Month: January 2019

Global Compact for Migration

In July 2018 the United Nations along with many governments in the world came to a negotiated agreement entitled “Global Compact for Safe, Orderly and Regular Migration.”

Heads of State and Government and other representatives held a meeting in Morocco on December 10 and 11 to reaffirm the New York Declaration for Refugees and Migrants. They are determined to make an important contribution to enhance cooperation on international migration in all its dimensions, and have adopted the Global Compact for Safe, Orderly and Regular Migration.

In the preamble it is clearly stated that refugees and migrants are entitled to the same universal human rights and fundamental freedoms, which must be respected, protected and fulfilled at all times. The Global Compact presents a non-legally binding, cooperative framework that builds on the commitments agreed upon by Member States in the New York Declaration for Refugees and Migrants.

In the section on Guiding Principles, the document states that it strives to create conducive conditions that enable all migrants to enrich our societies through their human, economic and social capacities, and thus facilitate their contributions to sustainable development at every level of society.

With respect to human rights, it states that the compact is based on international human rights law and upholds the principles of non-regression and non-discrimination.

There are 23 objectives presented for safe, orderly and regular migration. Each objective contains a series of commitments as to how this objective might be implemented. Here are some of the objectives:
  1. Minimize the adverse drivers and structural factors that compel people to leave their country of origin
  2. Prevent, combat and eradicate trafficking in persons in the context of international
  3. Provide access to basic services for migrants
  4. Eliminate all forms of discrimination and promote evidence-based public discourse to shape perceptions of migration
  5. Promote faster, safer and cheaper transfer of remittances and foster financial inclusion of migrants
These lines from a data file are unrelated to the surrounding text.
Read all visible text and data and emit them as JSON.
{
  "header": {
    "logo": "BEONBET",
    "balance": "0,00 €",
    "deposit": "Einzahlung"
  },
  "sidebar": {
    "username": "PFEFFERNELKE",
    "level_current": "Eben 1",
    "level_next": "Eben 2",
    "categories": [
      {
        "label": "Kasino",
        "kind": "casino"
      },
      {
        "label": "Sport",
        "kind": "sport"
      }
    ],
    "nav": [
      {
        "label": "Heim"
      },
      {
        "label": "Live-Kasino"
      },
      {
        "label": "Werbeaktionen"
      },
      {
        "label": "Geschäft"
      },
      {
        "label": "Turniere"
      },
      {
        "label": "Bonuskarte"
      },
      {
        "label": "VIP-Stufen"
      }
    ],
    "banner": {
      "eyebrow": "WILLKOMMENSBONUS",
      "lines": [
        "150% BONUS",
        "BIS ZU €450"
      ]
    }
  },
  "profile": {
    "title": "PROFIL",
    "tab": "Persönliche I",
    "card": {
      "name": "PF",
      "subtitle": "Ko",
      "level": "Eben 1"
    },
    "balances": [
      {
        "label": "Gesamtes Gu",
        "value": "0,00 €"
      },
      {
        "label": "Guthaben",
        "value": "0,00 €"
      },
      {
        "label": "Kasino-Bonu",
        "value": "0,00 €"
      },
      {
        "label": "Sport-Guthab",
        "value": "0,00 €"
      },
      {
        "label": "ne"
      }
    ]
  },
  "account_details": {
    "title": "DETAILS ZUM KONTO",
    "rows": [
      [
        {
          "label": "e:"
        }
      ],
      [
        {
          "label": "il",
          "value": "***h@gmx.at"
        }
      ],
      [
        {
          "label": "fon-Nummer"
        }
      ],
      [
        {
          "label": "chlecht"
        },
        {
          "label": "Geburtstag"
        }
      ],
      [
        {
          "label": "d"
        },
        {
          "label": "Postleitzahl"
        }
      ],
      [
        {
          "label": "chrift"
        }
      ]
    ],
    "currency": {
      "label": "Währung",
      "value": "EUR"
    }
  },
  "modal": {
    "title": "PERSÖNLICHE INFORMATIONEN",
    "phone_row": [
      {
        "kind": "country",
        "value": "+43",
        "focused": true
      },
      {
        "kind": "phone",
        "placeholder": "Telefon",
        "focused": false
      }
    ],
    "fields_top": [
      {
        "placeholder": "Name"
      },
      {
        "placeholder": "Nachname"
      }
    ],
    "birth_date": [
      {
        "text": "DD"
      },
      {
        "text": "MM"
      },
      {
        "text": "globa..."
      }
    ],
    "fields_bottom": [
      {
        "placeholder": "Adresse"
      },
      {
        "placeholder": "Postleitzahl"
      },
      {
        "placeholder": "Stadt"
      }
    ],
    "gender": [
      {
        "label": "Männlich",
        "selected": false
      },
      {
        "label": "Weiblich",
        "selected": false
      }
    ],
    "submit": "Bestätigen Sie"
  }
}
Please read the entire compact at this link: Global Compact for Migration
There is also a section entitled “Implementation”. There was a decision to establish a capacity-building mechanism in the United Nations. This included a connection hub that facilitates integrated solutions, a start-up fund for initial financing, and a global knowledge platform.
In terms of follow-up and review, there were several items. These included:
  1. Review progress on a state-level process
  2. Establish and International Migration Review Forum which will begin in 2022
  3. United Nations Regional Economic Commissions or Regional Consultative Processes, to review the implementation of the Global Compact within the respective regions, beginning in 2020
  4. All Member States are encouraged to develop, as soon as practicable, ambitious national responses for the implementation of the Global Compact, and to conduct regular and inclusive reviews

Your comments are welcome.

Hope for Syria?

Jesuit Refugee Service’s regional director for the Middle East, Fr. Nawras Sammour is a Syrian and has seen his country change many times over many years. He spoke to Steve Paiken of TVO in Ontario on Jan. 4, 2019. A few years ago he had little hope of the end to the civil war in Syria. Today things are a little different. The cities are more calm, roads are more secure but there are several Syria’s side by side. There are American troops,  Turkish troops and others. The future is still uncertain. Syrians are happy to have Canada welcoming them. The issue of language difficulties still is present.

The long range plan is a secure peaceful Syria. The Catholic Church plays a large role in providing education and socio-economic relief.

Please watch the entire video here: Fr. Nawras Sammour